Friday, October 10, 2014

Five for Friday: The Gifts of Brokenness

I seem to be pondering brokenness frequently of late.  Be it the broken world we live in, the broken bodies we inhabit, or the broken relationships we are part of, we all are confronted with brokenness on a daily basis.  But that doesn't mean we recognize it, or learn from it as we ought.  Here are five kinds of brokenness I've been pondering and what they teach me.

1. The brokenness of physical illness: our bodies break down, they hurt, they won't function properly.  We sometimes have blessed respite from this brokenness, and at other times this eclipses many other details of our lives.  Our culture tells us to flee this at all cost: either find a cure or find a distraction.  And while I am in favor of both cure and distraction in their proper place, physical infirmity teaches us so much about our own finite-ness, our dependence on others and on God.  In my life, I have really only learned to prioritize my life by looking squarely at my own mortality.  This is a gift, albeit a difficult one to bear at times.

2. The brokenness of inability: I remember with much tenderness watching my sweet daughter-in-love learn to care for her firstborn child. She was the baby born early, who spent the first weeks of her life in a NICU, and for whom her mama (and all the rest of us) could do very little but wait.  Mama's heart wanted to hold, fix, bless.  But she could do very little,and it broke that heart.  But in the breaking something new and more tender and precious was born. When we come to the end of ourselves and can do no more, we are thrown at the foot of the cross, at the feet of Christ, because we have no where else to go.  Another good gift.

3. The brokenness of my own sin: with St. Paul, I do the very things I hate, and fail to do those things I intend.  Wretched woman that I am, when will I learn?  I do the same stupid and revolting things over and over again, feel the weight of the guilt, and repent yet again. How can I stop this viscous cycle?  But when Paul called himself wretched, he didn't ask how he could stop being wretched.  He asked a much better question: Who can save me from this body of death?  The answer is Jesus, of course. He lived a perfect life, and then gave it up because I couldn't. Knowing this is, again, a  great gift.

4. The brokenness in the sin of others: I feel increasingly that we live in a culture running at a full gallop towards its own destruction. I see people justifying any number of forms of sin or pure madness all in the name of their sacred autonomy. This mad dash seems to ruin everything and leaves me feeling very old and curmudgeonly.  But as soon as I forget that every sin others do is a sin I could do but for God's grace interrupting me, then I run the risk of falling into the same or similar sin.  If I respond to the sin of others in pride instead of a broken heart, I join them in my rush to destruction.  Self-righteousness is more fun and distracting, but the brokenness that comes from really seeing the sin of others for what it is creates tender hearts that God can use for healing and peace.  What a gift.

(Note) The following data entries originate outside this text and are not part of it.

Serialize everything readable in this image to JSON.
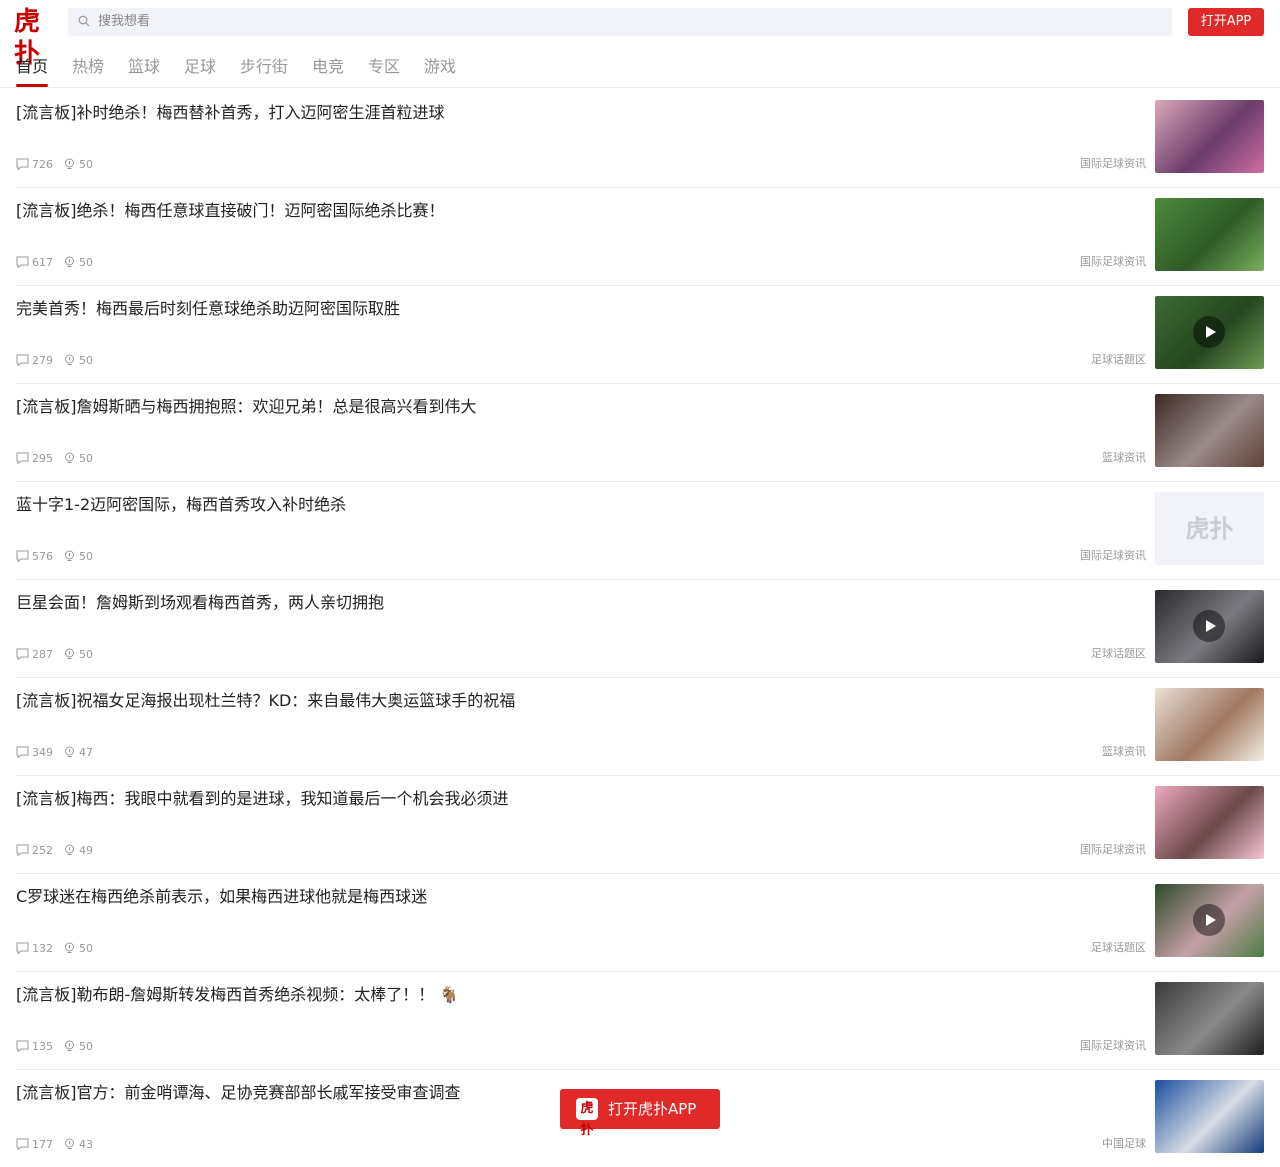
{
  "header": {
    "logo_text": "虎扑",
    "search_placeholder": "搜我想看",
    "open_app_label": "打开APP"
  },
  "tabs": [
    {
      "label": "首页",
      "active": true
    },
    {
      "label": "热榜"
    },
    {
      "label": "篮球"
    },
    {
      "label": "足球"
    },
    {
      "label": "步行街"
    },
    {
      "label": "电竞"
    },
    {
      "label": "专区"
    },
    {
      "label": "游戏"
    }
  ],
  "feed": [
    {
      "title": "[流言板]补时绝杀！梅西替补首秀，打入迈阿密生涯首粒进球",
      "comments": "726",
      "lights": "50",
      "source": "国际足球资讯",
      "thumb": {
        "colors": [
          "#d9a9b8",
          "#6a3c6b",
          "#ce6fa0"
        ],
        "video": false
      }
    },
    {
      "title": "[流言板]绝杀！梅西任意球直接破门！迈阿密国际绝杀比赛！",
      "comments": "617",
      "lights": "50",
      "source": "国际足球资讯",
      "thumb": {
        "colors": [
          "#4f8a3c",
          "#2f5a28",
          "#7cae5c"
        ],
        "video": false
      }
    },
    {
      "title": "完美首秀！梅西最后时刻任意球绝杀助迈阿密国际取胜",
      "comments": "279",
      "lights": "50",
      "source": "足球话题区",
      "thumb": {
        "colors": [
          "#3d6b34",
          "#254620",
          "#6e9a52"
        ],
        "video": true
      }
    },
    {
      "title": "[流言板]詹姆斯晒与梅西拥抱照：欢迎兄弟！总是很高兴看到伟大",
      "comments": "295",
      "lights": "50",
      "source": "篮球资讯",
      "thumb": {
        "colors": [
          "#3b2a24",
          "#9a8a8a",
          "#5c4236"
        ],
        "video": false
      }
    },
    {
      "title": "蓝十字1-2迈阿密国际，梅西首秀攻入补时绝杀",
      "comments": "576",
      "lights": "50",
      "source": "国际足球资讯",
      "thumb": {
        "colors": [
          "#f1f3f8",
          "#f1f3f8",
          "#f1f3f8"
        ],
        "video": false,
        "placeholder": "虎扑"
      }
    },
    {
      "title": "巨星会面！詹姆斯到场观看梅西首秀，两人亲切拥抱",
      "comments": "287",
      "lights": "50",
      "source": "足球话题区",
      "thumb": {
        "colors": [
          "#2a2a2e",
          "#7a7a80",
          "#1b1b1e"
        ],
        "video": true
      }
    },
    {
      "title": "[流言板]祝福女足海报出现杜兰特？KD：来自最伟大奥运篮球手的祝福",
      "comments": "349",
      "lights": "47",
      "source": "篮球资讯",
      "thumb": {
        "colors": [
          "#e8e0d4",
          "#a07860",
          "#f2ece4"
        ],
        "video": false
      }
    },
    {
      "title": "[流言板]梅西：我眼中就看到的是进球，我知道最后一个机会我必须进",
      "comments": "252",
      "lights": "49",
      "source": "国际足球资讯",
      "thumb": {
        "colors": [
          "#f0a8c0",
          "#6a4a4a",
          "#f6c6d6"
        ],
        "video": false
      }
    },
    {
      "title": "C罗球迷在梅西绝杀前表示，如果梅西进球他就是梅西球迷",
      "comments": "132",
      "lights": "50",
      "source": "足球话题区",
      "thumb": {
        "colors": [
          "#2e4a2a",
          "#c4a0a8",
          "#4e7a44"
        ],
        "video": true
      }
    },
    {
      "title": "[流言板]勒布朗-詹姆斯转发梅西首秀绝杀视频：太棒了！！ 🐐",
      "comments": "135",
      "lights": "50",
      "source": "国际足球资讯",
      "thumb": {
        "colors": [
          "#3a3a3a",
          "#8a8a8a",
          "#1e1e1e"
        ],
        "video": false
      }
    },
    {
      "title": "[流言板]官方：前金哨谭海、足协竞赛部部长戚军接受审查调查",
      "comments": "177",
      "lights": "43",
      "source": "中国足球",
      "thumb": {
        "colors": [
          "#1a4fa0",
          "#d8dce4",
          "#123a7a"
        ],
        "video": false
      }
    }
  ],
  "floating_button": {
    "logo_text": "虎扑",
    "label": "打开虎扑APP"
  }
}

5. The brokenness of relationships: we all sabotage our relationships with others in our own selfishness, and those others return in kind.  We can't help it.  It is consistent with our fallen nature.  We pick up offenses or hand them out, we don't forgive others as we ought, nor even forgive ourselves.  Every relationship, horizontal or vertical, is tainted with brokenness.  The only way to reconciliation is through Him who came with healing in His wings. He was broken in every way, and willingly, for me and for you, Gentle Reader. He is our peace. And His peace enables us to extend wholeness to one another.

Yesterday a dear friend reminded me that we out not to shun suffering because of the great good God works through it.  And brokenness, too, is a sharp tool in the hands of the Great Physician.  It cuts deep, and hurts, but like Ustace freed from his dragon skin, we find the pain from the cuts that excise the disease bring lasting joy.  May I rest there in my brokenness.


Quotidian Life said...

Dear Chris,

Thank you for taking the time to articulate your ponderings. I've been pondering some of these kinds of brokenness as well, particularly the brokenness of sin and relationships. As I prayerfully carry the burden of dear friends who are hurting for lost children, I think that the brokenness of relationships cuts the deepest. At least that is how it seems to me right now. And I'm pondering how that may reflect the heart of our Heavenly Father, whose image we bear. I have not (yet) faced the physical challenges that you have in recent year, but yes, I too am helped by considering my own mortality. Thanks for sharing your journey. I'm thanking God for His faithfulness to you and your family throughout the health trials you have faced in the past months.

MagistraCarminum said...

Thank you, Melissa! And I am thinking dealing with some of the situations you have faced (living overseas, far from family, and dealing with health issues in our children) have taken you down similar paths. God is so good to bring us friends along the way!